→ **ACTION ITEM**:
Search the records for the word "exceeds". Copy every line where it appears.

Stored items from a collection
++++

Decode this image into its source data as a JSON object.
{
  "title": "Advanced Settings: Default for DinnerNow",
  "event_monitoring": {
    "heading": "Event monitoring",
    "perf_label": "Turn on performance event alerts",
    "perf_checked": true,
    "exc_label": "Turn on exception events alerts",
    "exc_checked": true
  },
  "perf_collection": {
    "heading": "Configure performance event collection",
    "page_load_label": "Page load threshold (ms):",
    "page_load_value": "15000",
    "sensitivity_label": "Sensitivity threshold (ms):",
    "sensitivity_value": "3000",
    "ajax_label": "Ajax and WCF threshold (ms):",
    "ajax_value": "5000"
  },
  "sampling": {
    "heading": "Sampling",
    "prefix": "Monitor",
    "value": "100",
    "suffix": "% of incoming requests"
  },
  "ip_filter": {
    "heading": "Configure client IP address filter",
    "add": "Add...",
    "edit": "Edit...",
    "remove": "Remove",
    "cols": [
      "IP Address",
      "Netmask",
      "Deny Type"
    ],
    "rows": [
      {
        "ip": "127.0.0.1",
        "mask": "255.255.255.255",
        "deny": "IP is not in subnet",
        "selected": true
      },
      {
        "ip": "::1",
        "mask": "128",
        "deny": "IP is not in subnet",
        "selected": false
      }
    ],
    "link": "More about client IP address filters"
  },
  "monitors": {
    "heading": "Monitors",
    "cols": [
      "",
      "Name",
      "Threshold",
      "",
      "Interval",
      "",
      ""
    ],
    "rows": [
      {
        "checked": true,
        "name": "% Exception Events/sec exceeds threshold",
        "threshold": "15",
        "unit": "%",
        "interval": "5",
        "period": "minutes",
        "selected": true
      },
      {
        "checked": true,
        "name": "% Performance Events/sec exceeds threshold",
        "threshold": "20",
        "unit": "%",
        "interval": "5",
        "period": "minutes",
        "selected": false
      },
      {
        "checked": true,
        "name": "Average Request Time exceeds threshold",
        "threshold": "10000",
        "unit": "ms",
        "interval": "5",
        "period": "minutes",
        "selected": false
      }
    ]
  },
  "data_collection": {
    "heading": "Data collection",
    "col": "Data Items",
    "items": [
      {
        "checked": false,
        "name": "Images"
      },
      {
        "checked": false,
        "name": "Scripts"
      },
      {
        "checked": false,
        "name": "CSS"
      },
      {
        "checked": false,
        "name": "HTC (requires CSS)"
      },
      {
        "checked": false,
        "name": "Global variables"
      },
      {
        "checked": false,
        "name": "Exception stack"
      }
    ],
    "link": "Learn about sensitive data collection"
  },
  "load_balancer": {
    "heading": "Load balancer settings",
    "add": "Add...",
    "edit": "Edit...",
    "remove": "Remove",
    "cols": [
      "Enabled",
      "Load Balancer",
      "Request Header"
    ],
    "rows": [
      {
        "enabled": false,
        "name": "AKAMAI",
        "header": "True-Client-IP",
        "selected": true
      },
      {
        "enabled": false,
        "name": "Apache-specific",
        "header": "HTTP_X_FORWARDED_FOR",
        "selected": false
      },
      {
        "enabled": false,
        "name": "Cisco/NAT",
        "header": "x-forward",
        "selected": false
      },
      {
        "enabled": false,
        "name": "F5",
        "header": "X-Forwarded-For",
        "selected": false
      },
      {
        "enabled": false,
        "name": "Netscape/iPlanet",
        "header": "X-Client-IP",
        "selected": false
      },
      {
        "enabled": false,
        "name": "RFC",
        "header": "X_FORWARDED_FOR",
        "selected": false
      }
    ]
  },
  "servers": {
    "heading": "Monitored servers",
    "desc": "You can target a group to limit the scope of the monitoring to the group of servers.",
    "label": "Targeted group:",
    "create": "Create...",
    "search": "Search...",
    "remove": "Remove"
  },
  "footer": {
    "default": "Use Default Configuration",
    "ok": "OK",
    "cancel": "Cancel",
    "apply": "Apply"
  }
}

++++

→ **COMPLETED EXERCISE**:
        "name": "% Exception Events/sec exceeds threshold",
        "name": "% Performance Events/sec exceeds threshold",
        "name": "Average Request Time exceeds threshold",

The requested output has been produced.